• Assigned task: Each of the lines below must be restated exactly.

─── Provided data

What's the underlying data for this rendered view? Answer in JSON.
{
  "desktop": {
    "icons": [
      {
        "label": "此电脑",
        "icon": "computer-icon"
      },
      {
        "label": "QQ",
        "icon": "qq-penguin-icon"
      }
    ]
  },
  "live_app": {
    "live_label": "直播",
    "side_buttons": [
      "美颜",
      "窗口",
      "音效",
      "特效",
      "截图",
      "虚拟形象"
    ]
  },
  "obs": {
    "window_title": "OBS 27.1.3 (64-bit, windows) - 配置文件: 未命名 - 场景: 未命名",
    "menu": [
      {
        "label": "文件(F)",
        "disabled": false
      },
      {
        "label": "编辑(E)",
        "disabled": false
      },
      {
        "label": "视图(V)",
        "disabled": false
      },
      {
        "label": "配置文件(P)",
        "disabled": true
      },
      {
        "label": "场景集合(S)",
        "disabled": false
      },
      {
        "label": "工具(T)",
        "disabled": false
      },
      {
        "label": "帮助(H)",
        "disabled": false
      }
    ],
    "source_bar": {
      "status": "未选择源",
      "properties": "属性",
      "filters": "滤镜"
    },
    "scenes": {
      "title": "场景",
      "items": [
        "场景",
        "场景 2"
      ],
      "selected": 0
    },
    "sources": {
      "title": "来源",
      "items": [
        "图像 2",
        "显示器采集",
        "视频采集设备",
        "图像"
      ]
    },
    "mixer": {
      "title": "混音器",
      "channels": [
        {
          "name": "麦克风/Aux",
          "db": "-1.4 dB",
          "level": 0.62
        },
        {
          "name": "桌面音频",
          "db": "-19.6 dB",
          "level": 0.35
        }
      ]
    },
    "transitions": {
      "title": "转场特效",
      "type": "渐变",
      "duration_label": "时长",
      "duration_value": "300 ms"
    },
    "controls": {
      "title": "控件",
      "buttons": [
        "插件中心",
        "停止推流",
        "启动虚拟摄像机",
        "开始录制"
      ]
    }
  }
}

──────

• Output:
What's the underlying data for this rendered view? Answer in JSON.
{
  "desktop": {
    "icons": [
      {
        "label": "此电脑",
        "icon": "computer-icon"
      },
      {
        "label": "QQ",
        "icon": "qq-penguin-icon"
      }
    ]
  },
  "live_app": {
    "live_label": "直播",
    "side_buttons": [
      "美颜",
      "窗口",
      "音效",
      "特效",
      "截图",
      "虚拟形象"
    ]
  },
  "obs": {
    "window_title": "OBS 27.1.3 (64-bit, windows) - 配置文件: 未命名 - 场景: 未命名",
    "menu": [
      {
        "label": "文件(F)",
        "disabled": false
      },
      {
        "label": "编辑(E)",
        "disabled": false
      },
      {
        "label": "视图(V)",
        "disabled": false
      },
      {
        "label": "配置文件(P)",
        "disabled": true
      },
      {
        "label": "场景集合(S)",
        "disabled": false
      },
      {
        "label": "工具(T)",
        "disabled": false
      },
      {
        "label": "帮助(H)",
        "disabled": false
      }
    ],
    "source_bar": {
      "status": "未选择源",
      "properties": "属性",
      "filters": "滤镜"
    },
    "scenes": {
      "title": "场景",
      "items": [
        "场景",
        "场景 2"
      ],
      "selected": 0
    },
    "sources": {
      "title": "来源",
      "items": [
        "图像 2",
        "显示器采集",
        "视频采集设备",
        "图像"
      ]
    },
    "mixer": {
      "title": "混音器",
      "channels": [
        {
          "name": "麦克风/Aux",
          "db": "-1.4 dB",
          "level": 0.62
        },
        {
          "name": "桌面音频",
          "db": "-19.6 dB",
          "level": 0.35
        }
      ]
    },
    "transitions": {
      "title": "转场特效",
      "type": "渐变",
      "duration_label": "时长",
      "duration_value": "300 ms"
    },
    "controls": {
      "title": "控件",
      "buttons": [
        "插件中心",
        "停止推流",
        "启动虚拟摄像机",
        "开始录制"
      ]
    }
  }
}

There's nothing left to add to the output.